This, of course, is little consolation to Rodney Peete. He played a terrible first half, as did his so-called receivers, but had a second-half you should only dream about--until the bungled snap.
He fired touchdown passes of 33 and 22 yards to Ken Henry in a grand Trojan comeback, and literally laughed in the faces of the nervous Spartan defenders.
OK, Rodney only smiled in their faces, but that's even more unnerving.
"It's uncanny," said Michigan State free safety Todd Krumm. "A few times, during a play, I looked in his eyes, you could see he was confident, in control. He smiled at me a couple times while he was calling signals, like, 'Yeah, I know what you guys are doing.' He proved to me he's gained a lot of confidence and composure I think he lacked the first game (USC's season-opening loss at Michigan State)."

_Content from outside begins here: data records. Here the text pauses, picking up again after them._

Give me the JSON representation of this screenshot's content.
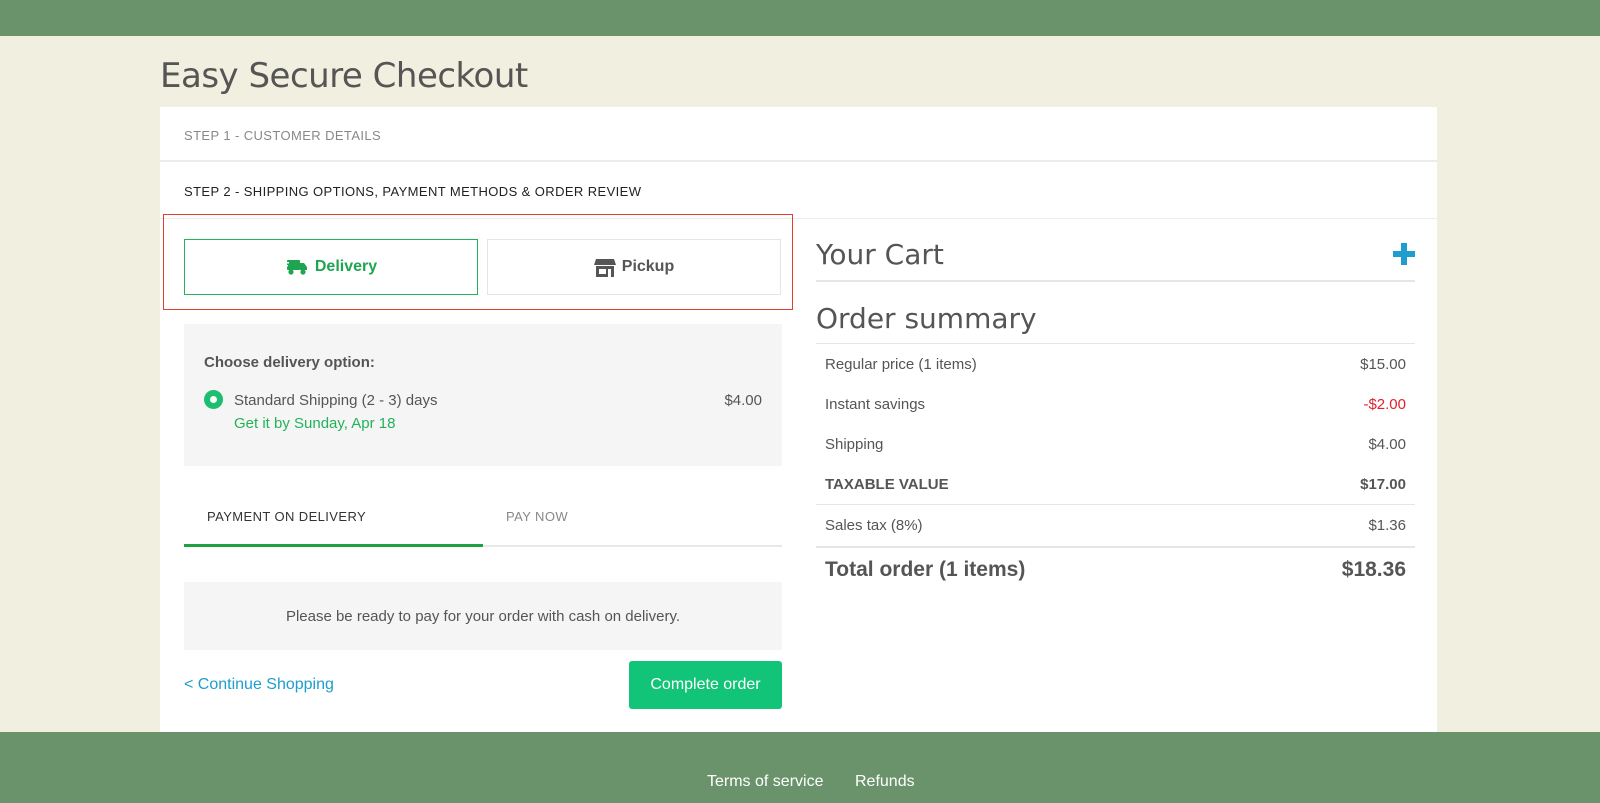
{
  "page": {
    "title": "Easy Secure Checkout"
  },
  "steps": {
    "step1": "STEP 1 - CUSTOMER DETAILS",
    "step2": "STEP 2 - SHIPPING OPTIONS, PAYMENT METHODS & ORDER REVIEW"
  },
  "shipping_methods": {
    "delivery": {
      "label": "Delivery",
      "icon": "truck-icon",
      "selected": true
    },
    "pickup": {
      "label": "Pickup",
      "icon": "store-icon",
      "selected": false
    }
  },
  "delivery_options": {
    "heading": "Choose delivery option:",
    "option": {
      "name": "Standard Shipping (2 - 3) days",
      "eta": "Get it by Sunday, Apr 18",
      "price": "$4.00",
      "selected": true
    }
  },
  "payment": {
    "tabs": [
      {
        "label": "PAYMENT ON DELIVERY",
        "active": true
      },
      {
        "label": "PAY NOW",
        "active": false
      }
    ],
    "note": "Please be ready to pay for your order with cash on delivery."
  },
  "actions": {
    "continue": "< Continue Shopping",
    "complete": "Complete order"
  },
  "cart": {
    "title": "Your Cart",
    "add_icon": "plus-icon"
  },
  "summary": {
    "title": "Order summary",
    "rows": [
      {
        "label": "Regular price (1 items)",
        "value": "$15.00"
      },
      {
        "label": "Instant savings",
        "value": "-$2.00"
      },
      {
        "label": "Shipping",
        "value": "$4.00"
      },
      {
        "label": "TAXABLE VALUE",
        "value": "$17.00"
      },
      {
        "label": "Sales tax (8%)",
        "value": "$1.36"
      },
      {
        "label": "Total order (1 items)",
        "value": "$18.36"
      }
    ]
  },
  "footer": {
    "links": [
      "Terms of service",
      "Refunds"
    ]
  },
  "colors": {
    "header_green": "#6b936b",
    "page_background": "#f1efdf",
    "accent_green": "#12c478",
    "link_blue": "#1d9ecc",
    "negative_red": "#e0202f",
    "highlight_box": "#e0402e"
  }
}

This is poise: In the Rose Bowl, with your fans in the minority, after you and your team play the first half in a daze and trail, 14-3, you come out and hit your first five passes (one called back on a penalty), scramble for crucial gains, throw those two rainbow touchdown passes . . .
Then, driving smartly toward the Spartan goal line for the would-be winning score, you kick the ball and the game away.
What happened on that fateful screw-up?
"I think the ball might've slipped out of John's hands," Peete said. "It hit me on the shin. I never touched the ball with my hands. But it's nobody's fault, it's both of our faults. We work on that every day in practice, and it shouldn't happen in a game.
"I went up to him (Katnik) and said 'No problem.' You can't blame him, he was keeping guys off me all day."
The knee-jerk reaction would be to blame Peete. He had fumbled an earlier snap by pulling away from Katnik too soon. In the season opener at Michigan State, Peete fumbled twice.
In fact, Peete's and USC's season was a microcosm of Los Angeles society. The Trojans arrived fashionably late for the season (stumbling at Michigan State), partied hardy, and left early to beat the traffic.
Very stylish. Very costly.
Peete, who vaulted himself into 1988 Heisman Trophy contention with his brilliant performance against UCLA, lost votes in the first half Friday, but more than made up ground in the second half.
"I was forcing the ball, and it cost us two interceptions," Peete said of his two first-half pickoffs, both thrown directly to Spartan defenders. "I probably should have dumped the ball off to the running backs . . . It definitely wasn't my best game. I had a terrible first half. The second half I did much better."
"I don't think we ran the ball as much as we should've in the first half. We were too one-dimensional. Their defensive linemen would be yelling 'pass' before the ball was snapped."
But in the end, Peete and the Trojans seemed to be riding the winds of destiny as they sailed to the Spartan 30. How's that for New Year's poetry?
"The confidence level in the huddle was just so high," Peete said. "It was very emotional. There was no doubt in anyone's mind we were gonna go down and score. Everybody was talking it up in the huddle."
Then came the play.
"It's kind of an ugly feeling in your stomach when you lose in the Rose Bowl," Peete said. "We had all those guys on the sidelines from the 70s--Vince Evans, Anthony Davis, Charlie White, Clarence Davis, Rod Martin--and you want to uphold that tradition."
Maybe the Trojans were out-celebritied. Not in numbers, but Michigan State had Magic Johnson on its side. Magic, the Spartans' version of Laker fan Jack Nicholson, was in the stands rooting his boys home. And you know how Magic's teams tend to do in Los Angeles. It was winnin' time.
For Peete and the Trojans, it was shin-n' time.
A tough way to wind up a hero-type season. Peete, who has almost as much personality and poise as Magic, led the Trojans to respectability and, almost, glory.
"I'll have kind of a sick feeling for several months," Peete said. "It'll bother me. Unfortunately we don't play a game next week. I'll have seven months to remember."
Baseball starts in a week for Trojan shortstop Peete, so that will help him forget.
And if it's any consolation, Rodney Peete's left shin cost the Trojans a football game but may have saved a Granddaddy.